What you have to do » Set each record down exactly, excluding all images.

-------- Exercise inputs --------

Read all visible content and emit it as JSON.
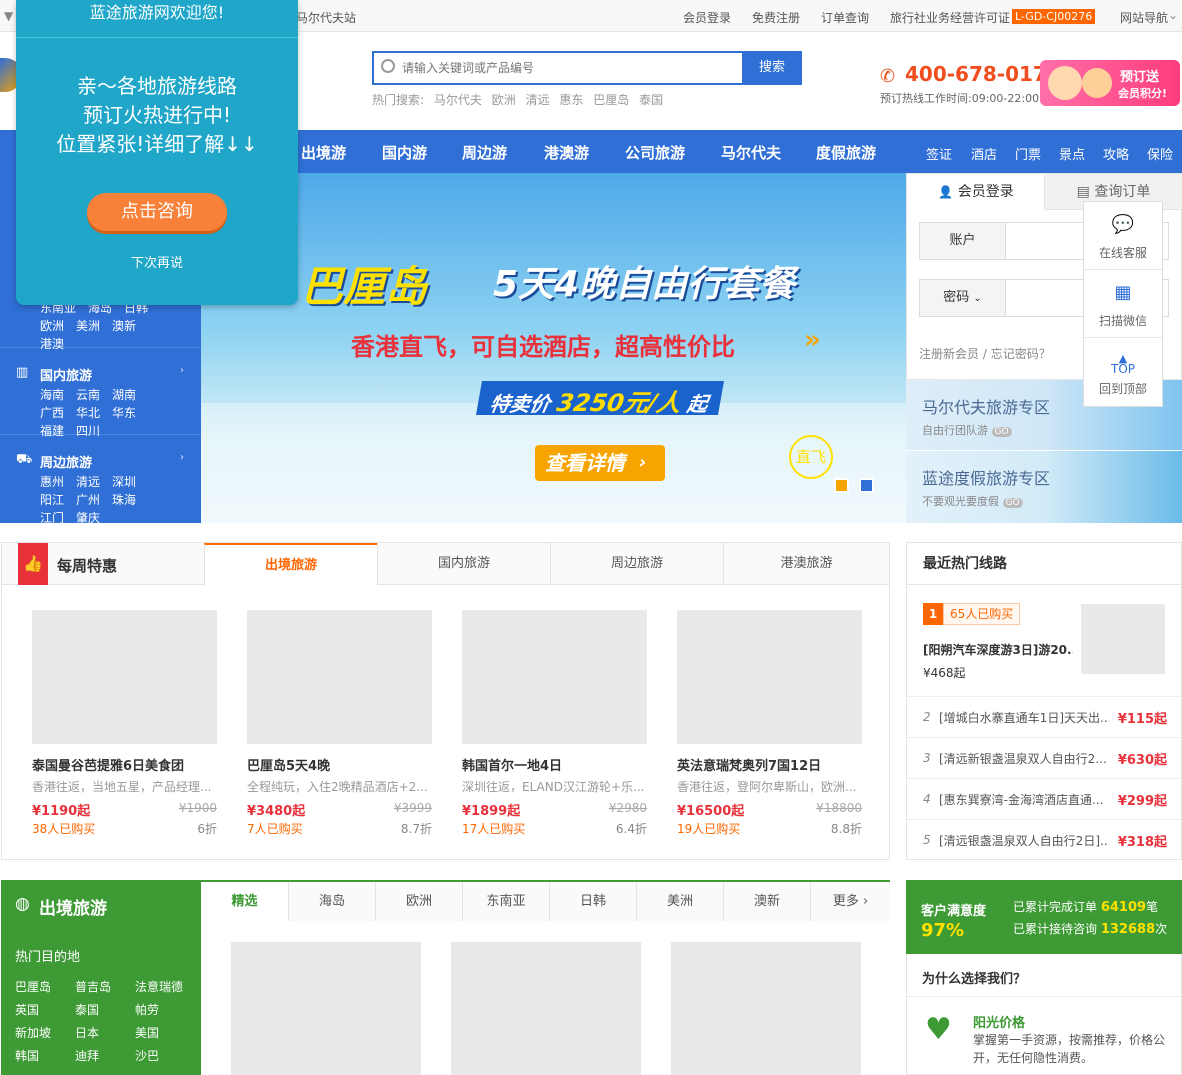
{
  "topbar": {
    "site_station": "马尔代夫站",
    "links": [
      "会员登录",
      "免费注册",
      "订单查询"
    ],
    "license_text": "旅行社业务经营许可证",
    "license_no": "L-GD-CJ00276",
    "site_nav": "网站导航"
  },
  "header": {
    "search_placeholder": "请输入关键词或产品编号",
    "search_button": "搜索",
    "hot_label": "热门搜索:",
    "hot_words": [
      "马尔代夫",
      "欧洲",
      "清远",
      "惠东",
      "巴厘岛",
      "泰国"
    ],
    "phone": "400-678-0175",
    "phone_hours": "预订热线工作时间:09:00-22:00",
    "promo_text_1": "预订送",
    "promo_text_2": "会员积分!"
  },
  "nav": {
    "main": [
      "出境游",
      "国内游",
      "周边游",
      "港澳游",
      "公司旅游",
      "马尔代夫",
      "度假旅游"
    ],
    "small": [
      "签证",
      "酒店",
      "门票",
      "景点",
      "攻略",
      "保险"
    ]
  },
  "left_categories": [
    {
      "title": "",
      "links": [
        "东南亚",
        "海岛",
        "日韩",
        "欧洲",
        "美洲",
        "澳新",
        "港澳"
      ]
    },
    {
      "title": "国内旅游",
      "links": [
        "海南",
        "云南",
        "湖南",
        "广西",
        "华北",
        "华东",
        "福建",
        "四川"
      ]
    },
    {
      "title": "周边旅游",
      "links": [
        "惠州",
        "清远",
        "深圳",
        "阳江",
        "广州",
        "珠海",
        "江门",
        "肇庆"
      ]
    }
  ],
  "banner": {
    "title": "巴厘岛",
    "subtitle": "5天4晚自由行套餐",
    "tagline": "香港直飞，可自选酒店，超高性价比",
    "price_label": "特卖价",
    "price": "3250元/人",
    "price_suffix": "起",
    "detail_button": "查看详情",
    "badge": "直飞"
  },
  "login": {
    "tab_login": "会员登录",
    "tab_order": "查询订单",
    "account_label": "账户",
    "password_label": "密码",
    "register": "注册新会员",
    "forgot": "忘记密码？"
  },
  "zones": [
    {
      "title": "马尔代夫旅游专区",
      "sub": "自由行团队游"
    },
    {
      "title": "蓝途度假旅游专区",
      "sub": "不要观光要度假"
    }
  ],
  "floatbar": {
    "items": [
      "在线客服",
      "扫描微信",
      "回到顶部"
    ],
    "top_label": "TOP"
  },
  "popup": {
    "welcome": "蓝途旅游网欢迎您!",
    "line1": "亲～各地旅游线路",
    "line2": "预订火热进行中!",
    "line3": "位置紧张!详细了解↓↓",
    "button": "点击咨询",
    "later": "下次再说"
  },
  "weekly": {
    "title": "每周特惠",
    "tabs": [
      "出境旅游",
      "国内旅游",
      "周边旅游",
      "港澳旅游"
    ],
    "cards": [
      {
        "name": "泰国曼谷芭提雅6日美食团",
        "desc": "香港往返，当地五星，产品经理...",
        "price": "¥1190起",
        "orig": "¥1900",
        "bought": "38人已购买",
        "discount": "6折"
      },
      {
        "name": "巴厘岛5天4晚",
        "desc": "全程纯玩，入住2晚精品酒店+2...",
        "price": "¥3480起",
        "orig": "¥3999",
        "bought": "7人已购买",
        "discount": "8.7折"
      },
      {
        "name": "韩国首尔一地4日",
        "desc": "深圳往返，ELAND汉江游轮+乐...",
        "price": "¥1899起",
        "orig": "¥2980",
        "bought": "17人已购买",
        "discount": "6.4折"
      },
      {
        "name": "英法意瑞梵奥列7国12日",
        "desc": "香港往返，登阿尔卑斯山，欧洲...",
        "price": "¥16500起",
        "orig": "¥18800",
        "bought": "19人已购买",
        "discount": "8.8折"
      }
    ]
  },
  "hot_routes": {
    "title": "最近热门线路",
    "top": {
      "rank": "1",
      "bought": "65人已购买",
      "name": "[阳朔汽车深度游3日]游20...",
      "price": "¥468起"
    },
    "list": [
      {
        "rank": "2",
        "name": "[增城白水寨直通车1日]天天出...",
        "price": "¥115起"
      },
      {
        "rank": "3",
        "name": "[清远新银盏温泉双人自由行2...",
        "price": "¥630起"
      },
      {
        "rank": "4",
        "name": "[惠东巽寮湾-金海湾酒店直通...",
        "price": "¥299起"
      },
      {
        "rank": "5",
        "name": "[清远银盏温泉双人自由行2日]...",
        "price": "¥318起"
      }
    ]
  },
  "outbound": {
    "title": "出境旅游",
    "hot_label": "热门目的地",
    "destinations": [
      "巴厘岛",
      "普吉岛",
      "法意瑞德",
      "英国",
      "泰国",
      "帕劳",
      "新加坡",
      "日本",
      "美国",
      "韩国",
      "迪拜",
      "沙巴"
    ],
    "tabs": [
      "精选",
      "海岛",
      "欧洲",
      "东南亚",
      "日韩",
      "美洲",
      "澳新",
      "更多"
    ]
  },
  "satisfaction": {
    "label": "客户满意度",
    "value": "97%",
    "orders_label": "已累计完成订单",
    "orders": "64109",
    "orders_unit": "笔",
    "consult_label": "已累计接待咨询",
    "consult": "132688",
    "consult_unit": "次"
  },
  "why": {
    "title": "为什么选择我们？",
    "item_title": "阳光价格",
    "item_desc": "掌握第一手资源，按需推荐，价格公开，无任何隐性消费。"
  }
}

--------

Task result »
Read all visible content and emit it as JSON.
{
  "topbar": {
    "site_station": "马尔代夫站",
    "links": [
      "会员登录",
      "免费注册",
      "订单查询"
    ],
    "license_text": "旅行社业务经营许可证",
    "license_no": "L-GD-CJ00276",
    "site_nav": "网站导航"
  },
  "header": {
    "search_placeholder": "请输入关键词或产品编号",
    "search_button": "搜索",
    "hot_label": "热门搜索:",
    "hot_words": [
      "马尔代夫",
      "欧洲",
      "清远",
      "惠东",
      "巴厘岛",
      "泰国"
    ],
    "phone": "400-678-0175",
    "phone_hours": "预订热线工作时间:09:00-22:00",
    "promo_text_1": "预订送",
    "promo_text_2": "会员积分!"
  },
  "nav": {
    "main": [
      "出境游",
      "国内游",
      "周边游",
      "港澳游",
      "公司旅游",
      "马尔代夫",
      "度假旅游"
    ],
    "small": [
      "签证",
      "酒店",
      "门票",
      "景点",
      "攻略",
      "保险"
    ]
  },
  "left_categories": [
    {
      "title": "",
      "links": [
        "东南亚",
        "海岛",
        "日韩",
        "欧洲",
        "美洲",
        "澳新",
        "港澳"
      ]
    },
    {
      "title": "国内旅游",
      "links": [
        "海南",
        "云南",
        "湖南",
        "广西",
        "华北",
        "华东",
        "福建",
        "四川"
      ]
    },
    {
      "title": "周边旅游",
      "links": [
        "惠州",
        "清远",
        "深圳",
        "阳江",
        "广州",
        "珠海",
        "江门",
        "肇庆"
      ]
    }
  ],
  "banner": {
    "title": "巴厘岛",
    "subtitle": "5天4晚自由行套餐",
    "tagline": "香港直飞，可自选酒店，超高性价比",
    "price_label": "特卖价",
    "price": "3250元/人",
    "price_suffix": "起",
    "detail_button": "查看详情",
    "badge": "直飞"
  },
  "login": {
    "tab_login": "会员登录",
    "tab_order": "查询订单",
    "account_label": "账户",
    "password_label": "密码",
    "register": "注册新会员",
    "forgot": "忘记密码？"
  },
  "zones": [
    {
      "title": "马尔代夫旅游专区",
      "sub": "自由行团队游"
    },
    {
      "title": "蓝途度假旅游专区",
      "sub": "不要观光要度假"
    }
  ],
  "floatbar": {
    "items": [
      "在线客服",
      "扫描微信",
      "回到顶部"
    ],
    "top_label": "TOP"
  },
  "popup": {
    "welcome": "蓝途旅游网欢迎您!",
    "line1": "亲～各地旅游线路",
    "line2": "预订火热进行中!",
    "line3": "位置紧张!详细了解↓↓",
    "button": "点击咨询",
    "later": "下次再说"
  },
  "weekly": {
    "title": "每周特惠",
    "tabs": [
      "出境旅游",
      "国内旅游",
      "周边旅游",
      "港澳旅游"
    ],
    "cards": [
      {
        "name": "泰国曼谷芭提雅6日美食团",
        "desc": "香港往返，当地五星，产品经理...",
        "price": "¥1190起",
        "orig": "¥1900",
        "bought": "38人已购买",
        "discount": "6折"
      },
      {
        "name": "巴厘岛5天4晚",
        "desc": "全程纯玩，入住2晚精品酒店+2...",
        "price": "¥3480起",
        "orig": "¥3999",
        "bought": "7人已购买",
        "discount": "8.7折"
      },
      {
        "name": "韩国首尔一地4日",
        "desc": "深圳往返，ELAND汉江游轮+乐...",
        "price": "¥1899起",
        "orig": "¥2980",
        "bought": "17人已购买",
        "discount": "6.4折"
      },
      {
        "name": "英法意瑞梵奥列7国12日",
        "desc": "香港往返，登阿尔卑斯山，欧洲...",
        "price": "¥16500起",
        "orig": "¥18800",
        "bought": "19人已购买",
        "discount": "8.8折"
      }
    ]
  },
  "hot_routes": {
    "title": "最近热门线路",
    "top": {
      "rank": "1",
      "bought": "65人已购买",
      "name": "[阳朔汽车深度游3日]游20...",
      "price": "¥468起"
    },
    "list": [
      {
        "rank": "2",
        "name": "[增城白水寨直通车1日]天天出...",
        "price": "¥115起"
      },
      {
        "rank": "3",
        "name": "[清远新银盏温泉双人自由行2...",
        "price": "¥630起"
      },
      {
        "rank": "4",
        "name": "[惠东巽寮湾-金海湾酒店直通...",
        "price": "¥299起"
      },
      {
        "rank": "5",
        "name": "[清远银盏温泉双人自由行2日]...",
        "price": "¥318起"
      }
    ]
  },
  "outbound": {
    "title": "出境旅游",
    "hot_label": "热门目的地",
    "destinations": [
      "巴厘岛",
      "普吉岛",
      "法意瑞德",
      "英国",
      "泰国",
      "帕劳",
      "新加坡",
      "日本",
      "美国",
      "韩国",
      "迪拜",
      "沙巴"
    ],
    "tabs": [
      "精选",
      "海岛",
      "欧洲",
      "东南亚",
      "日韩",
      "美洲",
      "澳新",
      "更多"
    ]
  },
  "satisfaction": {
    "label": "客户满意度",
    "value": "97%",
    "orders_label": "已累计完成订单",
    "orders": "64109",
    "orders_unit": "笔",
    "consult_label": "已累计接待咨询",
    "consult": "132688",
    "consult_unit": "次"
  },
  "why": {
    "title": "为什么选择我们？",
    "item_title": "阳光价格",
    "item_desc": "掌握第一手资源，按需推荐，价格公开，无任何隐性消费。"
  }
}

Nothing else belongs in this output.